======== RECORDED DATA ========

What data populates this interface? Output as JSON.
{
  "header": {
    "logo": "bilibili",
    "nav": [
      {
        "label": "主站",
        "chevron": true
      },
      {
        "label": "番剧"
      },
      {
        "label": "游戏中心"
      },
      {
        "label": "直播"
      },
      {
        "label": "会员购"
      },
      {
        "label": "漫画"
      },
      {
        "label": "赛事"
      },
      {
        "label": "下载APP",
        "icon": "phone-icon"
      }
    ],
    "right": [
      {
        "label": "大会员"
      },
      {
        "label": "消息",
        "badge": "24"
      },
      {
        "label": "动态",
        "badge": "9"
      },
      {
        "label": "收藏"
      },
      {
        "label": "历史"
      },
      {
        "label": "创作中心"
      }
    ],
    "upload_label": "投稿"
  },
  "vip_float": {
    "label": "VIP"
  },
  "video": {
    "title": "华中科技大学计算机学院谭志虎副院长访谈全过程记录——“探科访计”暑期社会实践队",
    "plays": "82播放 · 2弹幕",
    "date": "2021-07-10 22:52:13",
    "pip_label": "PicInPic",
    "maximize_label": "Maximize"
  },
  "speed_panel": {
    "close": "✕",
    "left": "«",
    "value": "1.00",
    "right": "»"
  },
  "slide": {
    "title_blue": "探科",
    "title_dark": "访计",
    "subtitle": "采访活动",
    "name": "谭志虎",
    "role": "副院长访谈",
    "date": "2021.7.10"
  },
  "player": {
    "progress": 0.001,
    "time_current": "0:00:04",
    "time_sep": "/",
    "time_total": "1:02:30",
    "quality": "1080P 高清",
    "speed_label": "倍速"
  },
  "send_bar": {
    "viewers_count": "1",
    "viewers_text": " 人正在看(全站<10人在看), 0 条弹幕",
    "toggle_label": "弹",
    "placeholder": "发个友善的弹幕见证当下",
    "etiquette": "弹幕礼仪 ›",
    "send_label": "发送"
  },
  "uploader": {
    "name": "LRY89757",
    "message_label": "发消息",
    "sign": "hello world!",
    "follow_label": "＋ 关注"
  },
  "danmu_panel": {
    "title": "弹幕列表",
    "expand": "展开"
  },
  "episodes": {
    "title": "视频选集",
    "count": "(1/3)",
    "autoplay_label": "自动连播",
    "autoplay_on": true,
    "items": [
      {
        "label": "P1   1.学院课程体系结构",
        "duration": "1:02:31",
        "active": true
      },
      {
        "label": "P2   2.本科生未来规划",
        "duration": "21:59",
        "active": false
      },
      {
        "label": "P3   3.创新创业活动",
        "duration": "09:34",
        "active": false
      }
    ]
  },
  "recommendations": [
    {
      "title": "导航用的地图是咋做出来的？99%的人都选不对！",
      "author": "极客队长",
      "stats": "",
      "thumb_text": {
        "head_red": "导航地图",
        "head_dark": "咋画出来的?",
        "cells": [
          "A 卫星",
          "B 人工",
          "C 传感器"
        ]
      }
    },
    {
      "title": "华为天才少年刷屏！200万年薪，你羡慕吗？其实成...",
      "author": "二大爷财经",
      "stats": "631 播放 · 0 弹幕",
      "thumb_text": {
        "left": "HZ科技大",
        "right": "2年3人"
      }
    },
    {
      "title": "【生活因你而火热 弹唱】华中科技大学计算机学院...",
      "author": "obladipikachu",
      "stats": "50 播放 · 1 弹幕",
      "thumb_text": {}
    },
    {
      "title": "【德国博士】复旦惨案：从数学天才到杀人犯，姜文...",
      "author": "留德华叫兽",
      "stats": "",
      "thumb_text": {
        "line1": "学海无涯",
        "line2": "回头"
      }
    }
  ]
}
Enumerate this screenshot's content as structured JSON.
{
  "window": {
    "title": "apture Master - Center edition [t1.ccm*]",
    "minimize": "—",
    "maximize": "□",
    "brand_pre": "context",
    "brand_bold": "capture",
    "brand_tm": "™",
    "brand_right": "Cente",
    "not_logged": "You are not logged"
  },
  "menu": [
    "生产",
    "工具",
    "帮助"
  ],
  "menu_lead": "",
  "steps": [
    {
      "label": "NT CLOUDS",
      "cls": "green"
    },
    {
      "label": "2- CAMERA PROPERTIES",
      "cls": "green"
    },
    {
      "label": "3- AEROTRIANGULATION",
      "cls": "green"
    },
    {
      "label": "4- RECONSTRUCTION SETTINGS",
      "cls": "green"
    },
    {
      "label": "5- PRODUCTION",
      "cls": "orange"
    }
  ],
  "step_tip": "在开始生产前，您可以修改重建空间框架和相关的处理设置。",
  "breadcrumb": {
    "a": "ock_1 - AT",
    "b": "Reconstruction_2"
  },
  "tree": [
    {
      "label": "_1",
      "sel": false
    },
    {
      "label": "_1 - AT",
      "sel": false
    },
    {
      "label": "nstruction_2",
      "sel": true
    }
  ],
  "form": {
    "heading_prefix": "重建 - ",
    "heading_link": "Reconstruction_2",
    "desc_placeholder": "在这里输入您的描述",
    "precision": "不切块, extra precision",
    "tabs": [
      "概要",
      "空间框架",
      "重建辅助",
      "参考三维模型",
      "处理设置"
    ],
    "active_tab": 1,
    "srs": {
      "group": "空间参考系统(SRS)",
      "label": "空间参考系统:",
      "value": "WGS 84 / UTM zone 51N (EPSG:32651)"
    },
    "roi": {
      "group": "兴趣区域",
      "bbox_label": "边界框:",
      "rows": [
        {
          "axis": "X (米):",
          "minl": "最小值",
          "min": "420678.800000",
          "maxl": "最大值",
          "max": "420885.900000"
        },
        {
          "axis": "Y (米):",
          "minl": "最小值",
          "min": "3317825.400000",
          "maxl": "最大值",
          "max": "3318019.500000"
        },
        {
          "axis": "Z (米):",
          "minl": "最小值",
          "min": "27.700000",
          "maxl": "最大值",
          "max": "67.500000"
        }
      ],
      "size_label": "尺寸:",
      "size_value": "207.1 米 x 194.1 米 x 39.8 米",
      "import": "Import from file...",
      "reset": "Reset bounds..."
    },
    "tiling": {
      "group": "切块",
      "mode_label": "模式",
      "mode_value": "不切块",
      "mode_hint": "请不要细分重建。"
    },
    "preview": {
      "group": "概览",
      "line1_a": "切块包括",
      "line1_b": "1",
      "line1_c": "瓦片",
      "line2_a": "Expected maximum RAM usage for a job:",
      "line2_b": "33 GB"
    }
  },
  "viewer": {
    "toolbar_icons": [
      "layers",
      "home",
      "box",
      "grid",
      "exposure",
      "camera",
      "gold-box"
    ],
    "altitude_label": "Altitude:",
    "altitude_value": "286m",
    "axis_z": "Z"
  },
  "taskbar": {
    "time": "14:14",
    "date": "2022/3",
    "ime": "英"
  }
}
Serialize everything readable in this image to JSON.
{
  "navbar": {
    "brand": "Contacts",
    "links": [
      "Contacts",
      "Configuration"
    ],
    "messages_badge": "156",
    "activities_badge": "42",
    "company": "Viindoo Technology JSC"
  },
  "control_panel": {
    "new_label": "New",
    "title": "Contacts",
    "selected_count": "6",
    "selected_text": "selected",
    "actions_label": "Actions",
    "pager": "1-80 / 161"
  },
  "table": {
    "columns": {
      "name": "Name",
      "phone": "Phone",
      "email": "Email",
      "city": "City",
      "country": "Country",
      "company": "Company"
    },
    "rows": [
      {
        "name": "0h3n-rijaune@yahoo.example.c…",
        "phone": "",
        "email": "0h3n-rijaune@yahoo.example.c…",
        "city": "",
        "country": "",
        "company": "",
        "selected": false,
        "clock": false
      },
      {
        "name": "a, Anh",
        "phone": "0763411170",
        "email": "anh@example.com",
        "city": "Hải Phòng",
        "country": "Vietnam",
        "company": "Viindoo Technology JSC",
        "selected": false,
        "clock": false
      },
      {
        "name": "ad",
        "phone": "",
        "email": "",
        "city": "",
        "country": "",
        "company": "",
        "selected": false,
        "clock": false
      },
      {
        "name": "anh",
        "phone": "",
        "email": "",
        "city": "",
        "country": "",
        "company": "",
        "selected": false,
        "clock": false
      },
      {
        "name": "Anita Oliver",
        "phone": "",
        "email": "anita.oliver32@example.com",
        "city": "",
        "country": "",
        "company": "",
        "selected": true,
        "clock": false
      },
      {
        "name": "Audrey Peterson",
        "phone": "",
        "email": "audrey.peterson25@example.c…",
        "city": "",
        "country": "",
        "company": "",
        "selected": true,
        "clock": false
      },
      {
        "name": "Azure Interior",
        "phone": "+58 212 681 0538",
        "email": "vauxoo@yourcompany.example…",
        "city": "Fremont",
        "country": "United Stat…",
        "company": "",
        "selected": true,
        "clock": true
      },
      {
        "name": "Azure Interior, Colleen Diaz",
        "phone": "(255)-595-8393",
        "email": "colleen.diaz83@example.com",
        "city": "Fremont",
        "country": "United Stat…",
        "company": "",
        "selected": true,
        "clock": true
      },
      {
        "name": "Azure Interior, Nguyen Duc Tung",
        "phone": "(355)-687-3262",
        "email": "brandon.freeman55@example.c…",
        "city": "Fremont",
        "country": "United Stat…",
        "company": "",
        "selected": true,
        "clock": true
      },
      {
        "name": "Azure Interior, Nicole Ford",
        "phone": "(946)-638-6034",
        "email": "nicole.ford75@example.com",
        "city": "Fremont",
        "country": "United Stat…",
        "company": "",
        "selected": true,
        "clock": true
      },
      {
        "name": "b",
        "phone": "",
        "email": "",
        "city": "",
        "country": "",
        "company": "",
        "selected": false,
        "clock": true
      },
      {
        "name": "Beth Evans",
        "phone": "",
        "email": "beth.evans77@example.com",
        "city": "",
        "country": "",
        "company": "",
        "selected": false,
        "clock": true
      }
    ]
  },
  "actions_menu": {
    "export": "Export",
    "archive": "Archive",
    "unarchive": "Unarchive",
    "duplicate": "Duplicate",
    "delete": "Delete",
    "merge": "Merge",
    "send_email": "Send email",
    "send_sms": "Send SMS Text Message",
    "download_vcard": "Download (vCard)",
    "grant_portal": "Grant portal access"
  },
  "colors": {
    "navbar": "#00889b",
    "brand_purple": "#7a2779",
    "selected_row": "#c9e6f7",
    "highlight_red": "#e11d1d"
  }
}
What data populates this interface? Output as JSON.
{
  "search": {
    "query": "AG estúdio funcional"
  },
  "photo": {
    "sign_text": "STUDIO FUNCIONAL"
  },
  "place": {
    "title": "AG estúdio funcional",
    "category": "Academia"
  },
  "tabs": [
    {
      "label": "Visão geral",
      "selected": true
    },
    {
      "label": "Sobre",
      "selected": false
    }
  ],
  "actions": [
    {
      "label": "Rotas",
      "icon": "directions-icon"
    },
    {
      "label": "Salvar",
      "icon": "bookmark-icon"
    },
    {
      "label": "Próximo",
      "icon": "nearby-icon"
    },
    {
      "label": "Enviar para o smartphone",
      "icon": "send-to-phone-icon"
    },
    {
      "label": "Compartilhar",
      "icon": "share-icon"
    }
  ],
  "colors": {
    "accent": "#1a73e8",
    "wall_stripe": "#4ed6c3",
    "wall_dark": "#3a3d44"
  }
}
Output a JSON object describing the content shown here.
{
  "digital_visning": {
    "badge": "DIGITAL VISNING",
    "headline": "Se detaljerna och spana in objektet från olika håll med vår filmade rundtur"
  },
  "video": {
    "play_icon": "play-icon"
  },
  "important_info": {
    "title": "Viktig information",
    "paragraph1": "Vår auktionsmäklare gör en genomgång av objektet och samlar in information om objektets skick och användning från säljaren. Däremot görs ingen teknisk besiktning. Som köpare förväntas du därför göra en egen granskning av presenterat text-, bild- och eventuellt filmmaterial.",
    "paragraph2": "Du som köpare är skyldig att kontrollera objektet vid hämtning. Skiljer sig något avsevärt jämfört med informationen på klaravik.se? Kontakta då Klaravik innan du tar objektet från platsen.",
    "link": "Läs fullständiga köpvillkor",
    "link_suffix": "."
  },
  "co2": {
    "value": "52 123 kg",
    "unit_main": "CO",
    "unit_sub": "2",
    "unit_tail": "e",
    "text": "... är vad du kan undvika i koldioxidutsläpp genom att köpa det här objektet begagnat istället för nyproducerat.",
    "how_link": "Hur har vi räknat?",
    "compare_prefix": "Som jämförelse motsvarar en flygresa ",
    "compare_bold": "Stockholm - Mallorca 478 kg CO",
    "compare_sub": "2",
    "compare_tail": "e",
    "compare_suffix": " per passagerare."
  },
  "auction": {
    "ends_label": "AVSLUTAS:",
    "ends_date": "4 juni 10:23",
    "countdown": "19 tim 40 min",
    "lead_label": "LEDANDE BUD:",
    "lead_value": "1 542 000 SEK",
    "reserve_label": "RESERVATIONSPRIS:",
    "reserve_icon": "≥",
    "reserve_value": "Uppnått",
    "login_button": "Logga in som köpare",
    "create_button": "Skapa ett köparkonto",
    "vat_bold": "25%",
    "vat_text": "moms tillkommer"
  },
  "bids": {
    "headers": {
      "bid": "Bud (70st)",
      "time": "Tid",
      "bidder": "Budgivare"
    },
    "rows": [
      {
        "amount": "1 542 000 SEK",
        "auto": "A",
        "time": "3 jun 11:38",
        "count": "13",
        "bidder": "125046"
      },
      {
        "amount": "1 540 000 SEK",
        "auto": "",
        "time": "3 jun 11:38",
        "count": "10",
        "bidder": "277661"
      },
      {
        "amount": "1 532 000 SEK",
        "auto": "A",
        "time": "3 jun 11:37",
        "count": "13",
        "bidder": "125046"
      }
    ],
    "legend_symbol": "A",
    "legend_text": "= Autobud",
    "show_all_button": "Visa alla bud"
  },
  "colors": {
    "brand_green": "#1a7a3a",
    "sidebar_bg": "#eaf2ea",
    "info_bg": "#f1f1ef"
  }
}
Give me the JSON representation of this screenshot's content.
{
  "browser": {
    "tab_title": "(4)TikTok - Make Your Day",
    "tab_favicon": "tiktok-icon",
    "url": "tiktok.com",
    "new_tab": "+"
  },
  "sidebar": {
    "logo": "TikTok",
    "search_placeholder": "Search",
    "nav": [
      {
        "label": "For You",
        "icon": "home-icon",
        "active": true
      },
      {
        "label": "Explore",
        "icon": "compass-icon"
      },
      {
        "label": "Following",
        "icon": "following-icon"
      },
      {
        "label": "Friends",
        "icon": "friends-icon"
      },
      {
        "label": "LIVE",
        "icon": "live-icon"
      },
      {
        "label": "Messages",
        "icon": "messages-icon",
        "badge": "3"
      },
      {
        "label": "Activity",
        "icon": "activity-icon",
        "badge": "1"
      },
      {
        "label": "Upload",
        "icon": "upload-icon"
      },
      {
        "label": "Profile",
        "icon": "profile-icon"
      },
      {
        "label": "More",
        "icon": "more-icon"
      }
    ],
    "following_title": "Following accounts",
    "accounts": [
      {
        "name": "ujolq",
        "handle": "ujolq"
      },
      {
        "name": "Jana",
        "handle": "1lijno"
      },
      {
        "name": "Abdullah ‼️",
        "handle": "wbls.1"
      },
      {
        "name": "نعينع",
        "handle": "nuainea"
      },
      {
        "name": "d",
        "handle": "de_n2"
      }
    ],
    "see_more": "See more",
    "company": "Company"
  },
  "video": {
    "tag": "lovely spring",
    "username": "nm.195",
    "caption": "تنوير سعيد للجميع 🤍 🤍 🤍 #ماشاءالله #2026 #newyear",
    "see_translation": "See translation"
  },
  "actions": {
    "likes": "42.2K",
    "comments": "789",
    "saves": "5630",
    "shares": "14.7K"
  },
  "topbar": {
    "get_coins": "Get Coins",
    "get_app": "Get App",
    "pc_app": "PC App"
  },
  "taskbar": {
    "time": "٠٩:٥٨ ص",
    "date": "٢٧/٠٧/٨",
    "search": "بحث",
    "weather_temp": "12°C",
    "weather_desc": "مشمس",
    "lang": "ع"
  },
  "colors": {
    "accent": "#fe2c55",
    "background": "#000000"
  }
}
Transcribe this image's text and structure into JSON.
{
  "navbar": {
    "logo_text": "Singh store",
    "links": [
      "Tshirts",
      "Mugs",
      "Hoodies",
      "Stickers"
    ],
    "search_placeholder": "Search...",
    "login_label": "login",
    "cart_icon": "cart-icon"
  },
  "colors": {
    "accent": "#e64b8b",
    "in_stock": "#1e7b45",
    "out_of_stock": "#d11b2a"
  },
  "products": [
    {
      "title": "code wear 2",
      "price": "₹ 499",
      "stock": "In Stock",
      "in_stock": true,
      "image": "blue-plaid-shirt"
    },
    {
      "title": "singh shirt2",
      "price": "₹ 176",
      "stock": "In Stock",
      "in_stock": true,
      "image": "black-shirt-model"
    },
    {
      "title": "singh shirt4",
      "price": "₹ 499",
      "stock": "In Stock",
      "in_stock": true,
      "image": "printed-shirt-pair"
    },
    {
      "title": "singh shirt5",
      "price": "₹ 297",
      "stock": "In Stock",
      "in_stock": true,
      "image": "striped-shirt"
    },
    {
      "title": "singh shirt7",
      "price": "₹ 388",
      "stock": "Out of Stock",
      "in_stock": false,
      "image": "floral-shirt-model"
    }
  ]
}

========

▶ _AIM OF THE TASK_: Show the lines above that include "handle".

▶ _THE COMPLETED TASK_:
        "handle": "ujolq"
        "handle": "1lijno"
        "handle": "wbls.1"
        "handle": "nuainea"
        "handle": "de_n2"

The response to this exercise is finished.